Post by Ray Poynter, 10 February 2020
Quite a lot of my teaching and consulting time focuses on how to design research that will answer questions and lead to action. One of the key steps that people need to tackle when designing a research project, and when seeking to find the story in the data, is to assess what is already known.
The topic of assessing what is already known is multifaceted and includes:
- When the answer is already known.
- When part of the answer is already known.
- When the questions (or some of the questions) are already known.
- What solutions have been tried and failed?
- When evaluative information is known (for example benchmarks).
- Which things that are known are wrong?
When the answer is already known
Most research agencies will have had the situation where a client contacts them asking for X, and you have to explain to them that you have already answered that question for one of their colleagues. However, this is not the only situation where the answer is already known, and here are a few more examples.
- A report has been published that answers the question, for example an industry or government report.
- A report can be run from the client’s dashboard to answer the question, accessing data from transactional data.
- A careful re-phrasing of the question makes the answer clear. For example, when asked to test if a new product, Y, is going to be viable in the market, a researcher may well need to make the question better defined. Once the question is properly defined it may quickly become apparent that Y is not viable (perhaps for cost or technical reasons).
When part of the answer is already known
For all of the situations mentioned above, there are even more cases where what already exists is a partial answer to the question. Perhaps a report has been conducted on the total customer database, but there is not enough information to be able to drill down to the target group. In these cases, there are two key consequences of the knowledge:
- Ensuring that the difference between the partial answer and the complete answer is sufficiently valuable for the client to spend time and money on it.
- Using what is already known to design the right additional research. Perhaps the partial information is a qualitative segmentation, so what is needed is a quantification study. Perhaps what is known is that 10% of customers stop using the product after the first week, so what is needed is a more qualitative or ethnographic investigation.
What solutions have been tried and failed?
When you are asked to solve a problem, try to find out if there have already been other attempts to solve the problem. For example, if the client has already tried a test market approach, you are probably not going to suggest trying it again, but you will want to learn from what happened last time. Quite often, when time consuming and relatively expensive options are used to solve a problem (for example Conjoint Analysis or Ethnography) it is because simpler options have already been tried and failed.
When the questions (or some of the questions) are already known

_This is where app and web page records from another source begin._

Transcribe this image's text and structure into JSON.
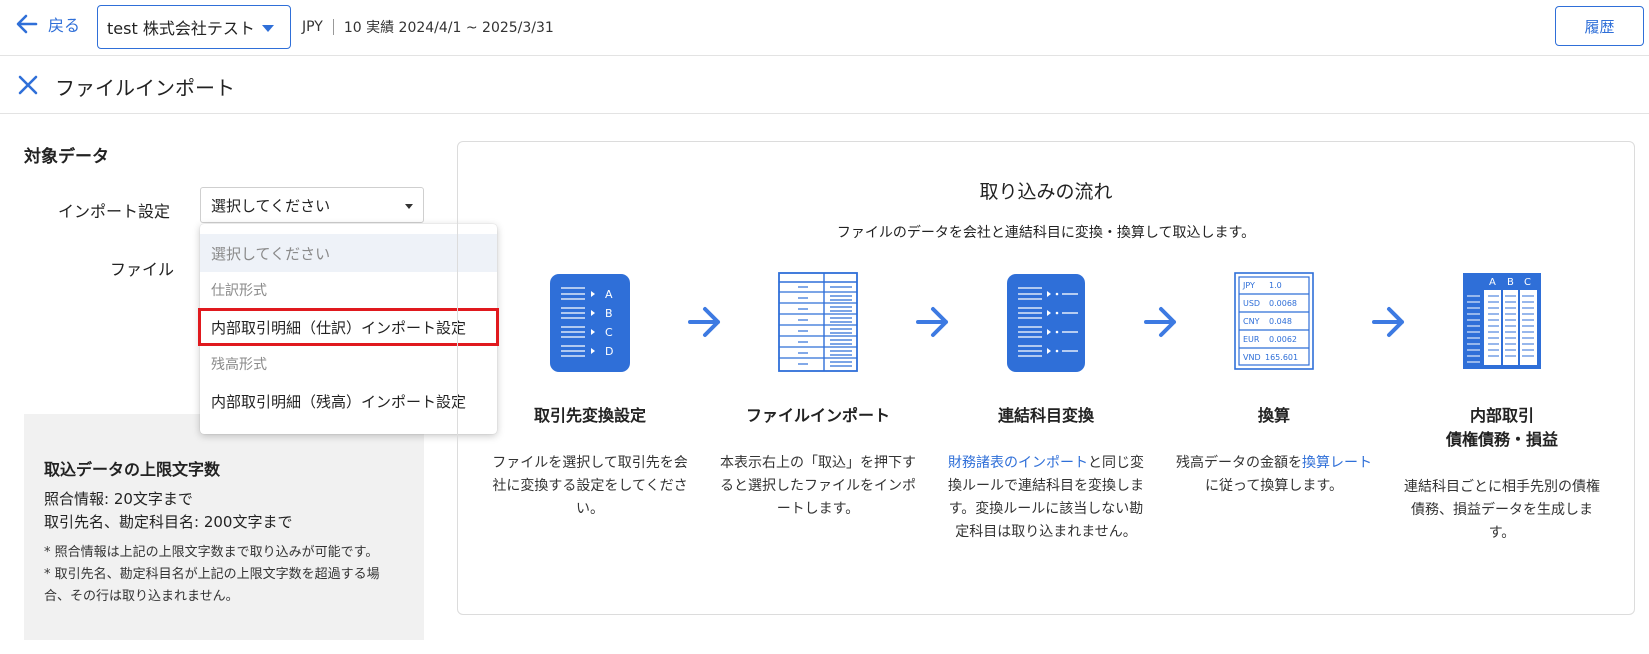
{
  "topbar": {
    "back_label": "戻る",
    "company": "test 株式会社テスト",
    "currency": "JPY",
    "period": "10 実績 2024/4/1 ~ 2025/3/31",
    "history_label": "履歴"
  },
  "page": {
    "title": "ファイルインポート"
  },
  "form": {
    "section_title": "対象データ",
    "import_label": "インポート設定",
    "file_label": "ファイル",
    "select_value": "選択してください"
  },
  "menu": {
    "placeholder": "選択してください",
    "group1": "仕訳形式",
    "item1": "内部取引明細（仕訳）インポート設定",
    "group2": "残高形式",
    "item2": "内部取引明細（残高）インポート設定"
  },
  "info": {
    "title": "取込データの上限文字数",
    "line1": "照合情報: 20文字まで",
    "line2": "取引先名、勘定科目名: 200文字まで",
    "note1": "* 照合情報は上記の上限文字数まで取り込みが可能です。",
    "note2": "* 取引先名、勘定科目名が上記の上限文字数を超過する場合、その行は取り込まれません。"
  },
  "flow": {
    "title": "取り込みの流れ",
    "subtitle": "ファイルのデータを会社と連結科目に変換・換算して取込します。",
    "steps": [
      {
        "name": "取引先変換設定",
        "desc": "ファイルを選択して取引先を会社に変換する設定をしてください。"
      },
      {
        "name": "ファイルインポート",
        "desc": "本表示右上の「取込」を押下すると選択したファイルをインポートします。"
      },
      {
        "name": "連結科目変換",
        "desc_link": "財務諸表のインポート",
        "desc_rest": "と同じ変換ルールで連結科目を変換します。変換ルールに該当しない勘定科目は取り込まれません。"
      },
      {
        "name": "換算",
        "desc_pre": "残高データの金額を",
        "desc_link": "換算レート",
        "desc_rest": "に従って換算します。"
      },
      {
        "name1": "内部取引",
        "name2": "債権債務・損益",
        "desc": "連結科目ごとに相手先別の債権債務、損益データを生成します。"
      }
    ],
    "icon_db_letters": [
      "A",
      "B",
      "C",
      "D"
    ],
    "icon_rates": [
      {
        "cur": "JPY",
        "val": "1.0"
      },
      {
        "cur": "USD",
        "val": "0.0068"
      },
      {
        "cur": "CNY",
        "val": "0.048"
      },
      {
        "cur": "EUR",
        "val": "0.0062"
      },
      {
        "cur": "VND",
        "val": "165.601"
      }
    ],
    "icon_sheet_cols": [
      "A",
      "B",
      "C"
    ]
  },
  "colors": {
    "accent": "#2f6fd8",
    "highlight": "#e0191e",
    "info_bg": "#f1f1f1"
  }
}
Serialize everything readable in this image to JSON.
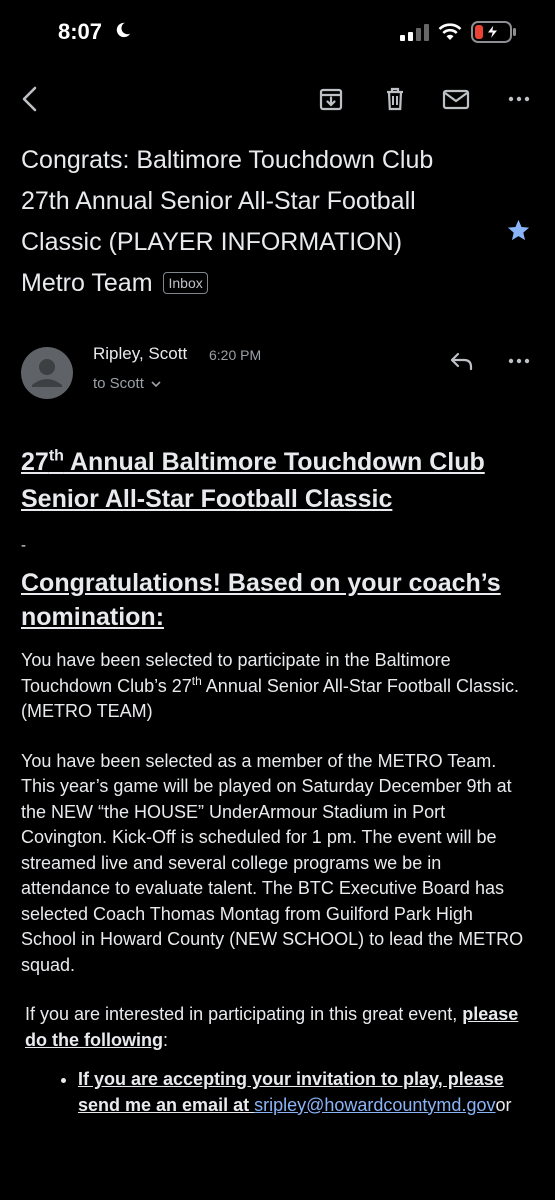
{
  "status_bar": {
    "time": "8:07"
  },
  "email": {
    "subject": "Congrats: Baltimore Touchdown Club 27th Annual Senior All-Star Football Classic (PLAYER INFORMATION) Metro Team",
    "label": "Inbox",
    "sender": "Ripley, Scott",
    "time": "6:20 PM",
    "to": "to Scott",
    "heading": {
      "part1": "27",
      "sup": "th",
      "part2": " Annual Baltimore Touchdown Club Senior All-Star Football Classic"
    },
    "dash": "-",
    "congrats": "Congratulations! Based on your coach’s nomination:",
    "p1": {
      "a": "You have been selected to participate in the Baltimore Touchdown Club’s 27",
      "sup": "th",
      "b": " Annual Senior All-Star Football Classic. (METRO TEAM)"
    },
    "p2": "You have been selected as a member of the METRO Team. This year’s game will be played on Saturday December 9th at the NEW “the HOUSE” UnderArmour Stadium in Port Covington. Kick-Off is scheduled for 1 pm. The event will be streamed live and several college programs we be in attendance to evaluate talent. The BTC Executive Board has selected Coach Thomas Montag from Guilford Park High School in Howard County (NEW SCHOOL) to lead the METRO squad.",
    "p3": {
      "a": "If you are interested in participating in this great event, ",
      "bold": "please do the following",
      "b": ":"
    },
    "bullet1": {
      "text": "If you are accepting your invitation to play, please send me an email at ",
      "email": "sripley@howardcountymd.gov",
      "after": " or"
    }
  },
  "colors": {
    "accent_star": "#8ab4f8",
    "background": "#000000",
    "battery_low": "#ea4335"
  }
}
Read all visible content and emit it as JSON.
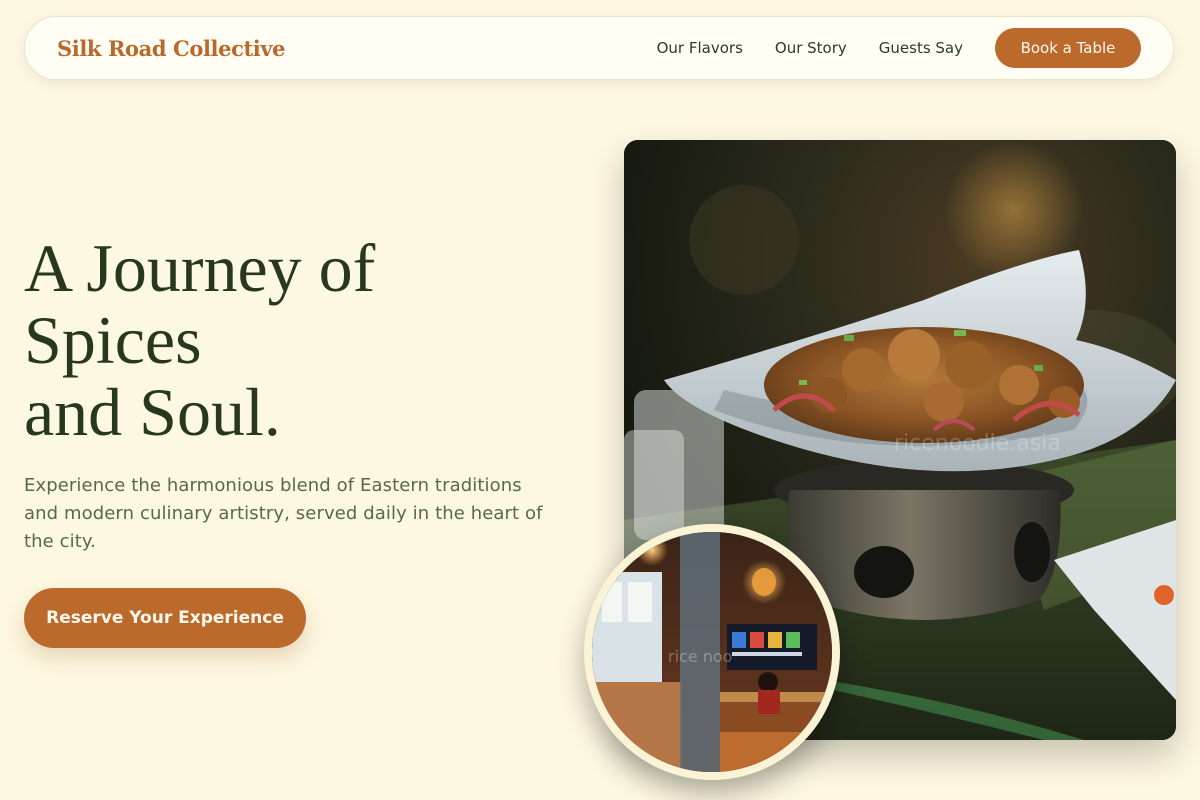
{
  "nav": {
    "brand": "Silk Road Collective",
    "links": [
      "Our Flavors",
      "Our Story",
      "Guests Say"
    ],
    "cta": "Book a Table"
  },
  "hero": {
    "title_lines": [
      "A Journey of",
      "Spices",
      "and Soul."
    ],
    "description": "Experience the harmonious blend of Eastern traditions and modern culinary artistry, served daily in the heart of the city.",
    "cta": "Reserve Your Experience"
  },
  "images": {
    "food_watermark": "ricenoodle.asia",
    "interior_watermark": "rice noo"
  },
  "colors": {
    "background": "#fdf8e1",
    "accent": "#bc6a2c",
    "heading": "#27381f",
    "body_text": "#57694c"
  }
}
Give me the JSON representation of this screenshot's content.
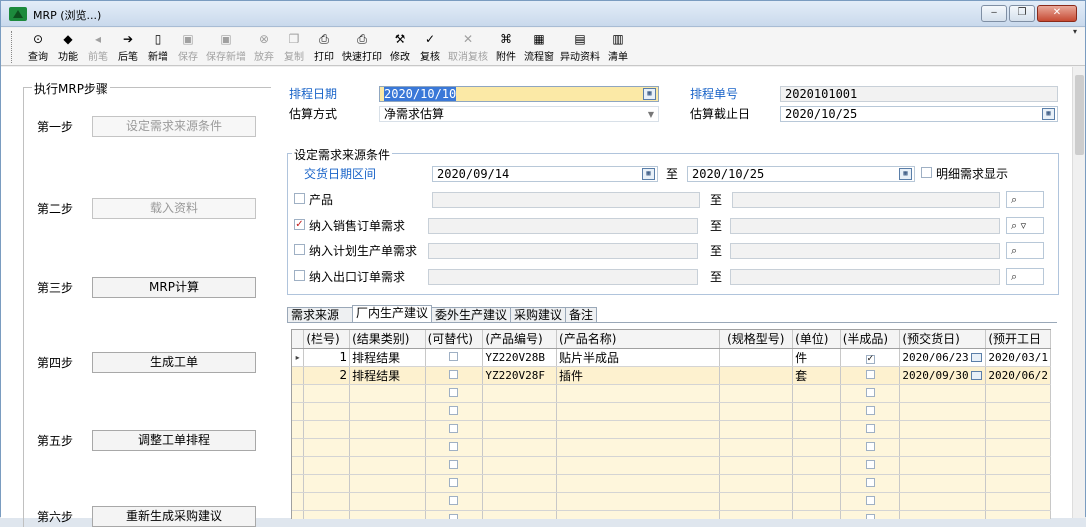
{
  "window": {
    "title": "MRP (浏览...)",
    "controls": [
      "‒",
      "❐",
      "✕"
    ]
  },
  "toolbar": {
    "buttons": [
      {
        "label": "查询",
        "icon": "query-icon",
        "glyph": "⊙",
        "enabled": true
      },
      {
        "label": "功能",
        "icon": "function-icon",
        "glyph": "◆",
        "enabled": true
      },
      {
        "label": "前笔",
        "icon": "prev-icon",
        "glyph": "◂",
        "enabled": false
      },
      {
        "label": "后笔",
        "icon": "next-icon",
        "glyph": "➔",
        "enabled": true
      },
      {
        "label": "新增",
        "icon": "new-icon",
        "glyph": "▯",
        "enabled": true
      },
      {
        "label": "保存",
        "icon": "save-icon",
        "glyph": "▣",
        "enabled": false
      },
      {
        "label": "保存新增",
        "icon": "save-new-icon",
        "glyph": "▣",
        "enabled": false
      },
      {
        "label": "放弃",
        "icon": "abandon-icon",
        "glyph": "⊗",
        "enabled": false
      },
      {
        "label": "复制",
        "icon": "copy-icon",
        "glyph": "❐",
        "enabled": false
      },
      {
        "label": "打印",
        "icon": "print-icon",
        "glyph": "⎙",
        "enabled": true
      },
      {
        "label": "快速打印",
        "icon": "quick-print-icon",
        "glyph": "⎙",
        "enabled": true
      },
      {
        "label": "修改",
        "icon": "edit-icon",
        "glyph": "⚒",
        "enabled": true
      },
      {
        "label": "复核",
        "icon": "review-icon",
        "glyph": "✓",
        "enabled": true
      },
      {
        "label": "取消复核",
        "icon": "cancel-review-icon",
        "glyph": "✕",
        "enabled": false
      },
      {
        "label": "附件",
        "icon": "attachment-icon",
        "glyph": "⌘",
        "enabled": true
      },
      {
        "label": "流程窗",
        "icon": "flow-window-icon",
        "glyph": "▦",
        "enabled": true
      },
      {
        "label": "异动资料",
        "icon": "change-data-icon",
        "glyph": "▤",
        "enabled": true
      },
      {
        "label": "清单",
        "icon": "list-icon",
        "glyph": "▥",
        "enabled": true
      }
    ],
    "more": "▾"
  },
  "steps": {
    "legend": "执行MRP步骤",
    "items": [
      {
        "step": "第一步",
        "label": "设定需求来源条件",
        "enabled": false
      },
      {
        "step": "第二步",
        "label": "载入资料",
        "enabled": false
      },
      {
        "step": "第三步",
        "label": "MRP计算",
        "enabled": true
      },
      {
        "step": "第四步",
        "label": "生成工单",
        "enabled": true
      },
      {
        "step": "第五步",
        "label": "调整工单排程",
        "enabled": true
      },
      {
        "step": "第六步",
        "label": "重新生成采购建议",
        "enabled": true
      }
    ]
  },
  "header": {
    "schedule_date_label": "排程日期",
    "schedule_date": "2020/10/10",
    "schedule_no_label": "排程单号",
    "schedule_no": "2020101001",
    "estimate_method_label": "估算方式",
    "estimate_method": "净需求估算",
    "estimate_end_label": "估算截止日",
    "estimate_end": "2020/10/25"
  },
  "conditions": {
    "legend": "设定需求来源条件",
    "delivery_range_label": "交货日期区间",
    "delivery_from": "2020/09/14",
    "to": "至",
    "delivery_to": "2020/10/25",
    "detail_display_label": "明细需求显示",
    "product_label": "产品",
    "sales_order_label": "纳入销售订单需求",
    "plan_order_label": "纳入计划生产单需求",
    "export_order_label": "纳入出口订单需求",
    "check_mark": "✓",
    "binoculars": "⌕",
    "filter_mark": "▿"
  },
  "tabs": [
    "需求来源",
    "厂内生产建议",
    "委外生产建议",
    "采购建议",
    "备注"
  ],
  "grid": {
    "columns": [
      "(栏号)",
      "(结果类别)",
      "(可替代)",
      "(产品编号)",
      "(产品名称)",
      "(规格型号)",
      "(单位)",
      "(半成品)",
      "(预交货日)",
      "(预开工日"
    ],
    "rows": [
      {
        "no": "1",
        "type": "排程结果",
        "code": "YZ220V28B",
        "name": "贴片半成品",
        "spec": "",
        "unit": "件",
        "semi": "✓",
        "due": "2020/06/23",
        "start": "2020/03/1"
      },
      {
        "no": "2",
        "type": "排程结果",
        "code": "YZ220V28F",
        "name": "插件",
        "spec": "",
        "unit": "套",
        "semi": "",
        "due": "2020/09/30",
        "start": "2020/06/2"
      }
    ],
    "row_pointer": "▸"
  }
}
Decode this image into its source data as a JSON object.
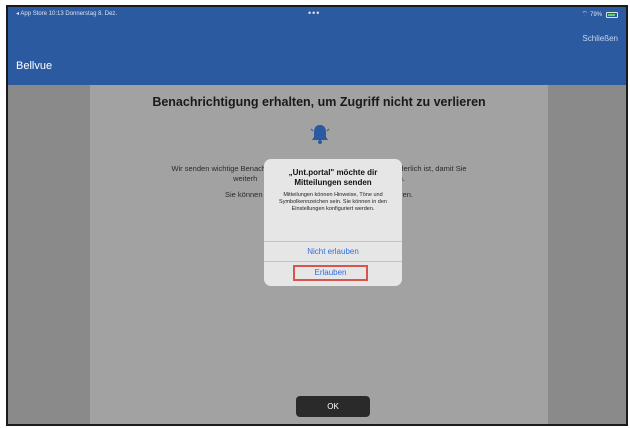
{
  "status_bar": {
    "left": "◂ App Store  10:13  Donnerstag 8. Dez.",
    "center": "•••",
    "battery": "79%"
  },
  "header": {
    "close_label": "Schließen",
    "app_title": "Bellvue"
  },
  "main": {
    "headline": "Benachrichtigung erhalten, um Zugriff nicht zu verlieren",
    "body_line1": "Wir senden wichtige Benachric‌                                          Aktion erforderlich ist, damit Sie",
    "body_line2": "weiterh                                                          können.",
    "body_line3": "Sie können di                                                deaktivieren.",
    "ok_label": "OK"
  },
  "dialog": {
    "title": "„Unt.portal\" möchte dir Mitteilungen senden",
    "message": "Mitteilungen können Hinweise, Töne und Symbolkennzeichen sein. Sie können in den Einstellungen konfiguriert werden.",
    "deny_label": "Nicht erlauben",
    "allow_label": "Erlauben"
  },
  "colors": {
    "header": "#2c5aa0",
    "accent": "#2f6fe0",
    "highlight": "#d9534f"
  }
}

In some business situations the questions are well understood. For example, “If we run this advert, how many people will buy our product?” When the questions are well understood and defined, the selection of a research approach and the design of that research is relatively straightforward.
However, if the questions are ill-defined, the research design and approach needs to be more iterative, i.e. more agile. If the questions and context are not well understood, then it is often a good idea to conduct qualitative research to help define the context and variables, or use social media listening to gain a deeper understanding of the topics and language used by customers and/or the general public.
When evaluative information is known
When designing research, it is important to know how the results are going to be evaluated. Perhaps the most common evaluation is against benchmarks, i.e. against the results of previous test. For example, ad tests and concept tests will often be compared to historic norms for key measurements.
Research may also be compared against other criteria, such as:
- The plan for the product or service. For example, an ad may have been designed to work by triggering excitement, so the research will need to report back on whether it did.
- Action standards. For example, company Z may have a policy that an ad is not used or a new product launched if it does not reach a particular score (and that score is the action standard).
- Live data. If an A:B test has been used or if an MVP has been test marketed, there will be actual sales or usage data.
Which things that are known are wrong?
As Mark Twain may have said “It Ain’t What You Don’t Know That Gets You Into Trouble. It’s What You Know for Sure That Just Ain’t So”.
When designing research and when looking for the story in the data, try to check that the things that are ‘known’ are actually true. Try to assess the source of truth for your assumptions and the assumptions of those around you. Think about what you can do to give those assumptions the chance of being challenged and disproved. Sometimes this can be as simple as adding ‘None of the above’ to a list in a survey. Sometimes it might mean interviewing other samples. For example, if you have designed a product specifically for Millennials, you may want to test it against other groups to see if the Millennials actually have a different desire to buy/use it.
Other posts in this series include: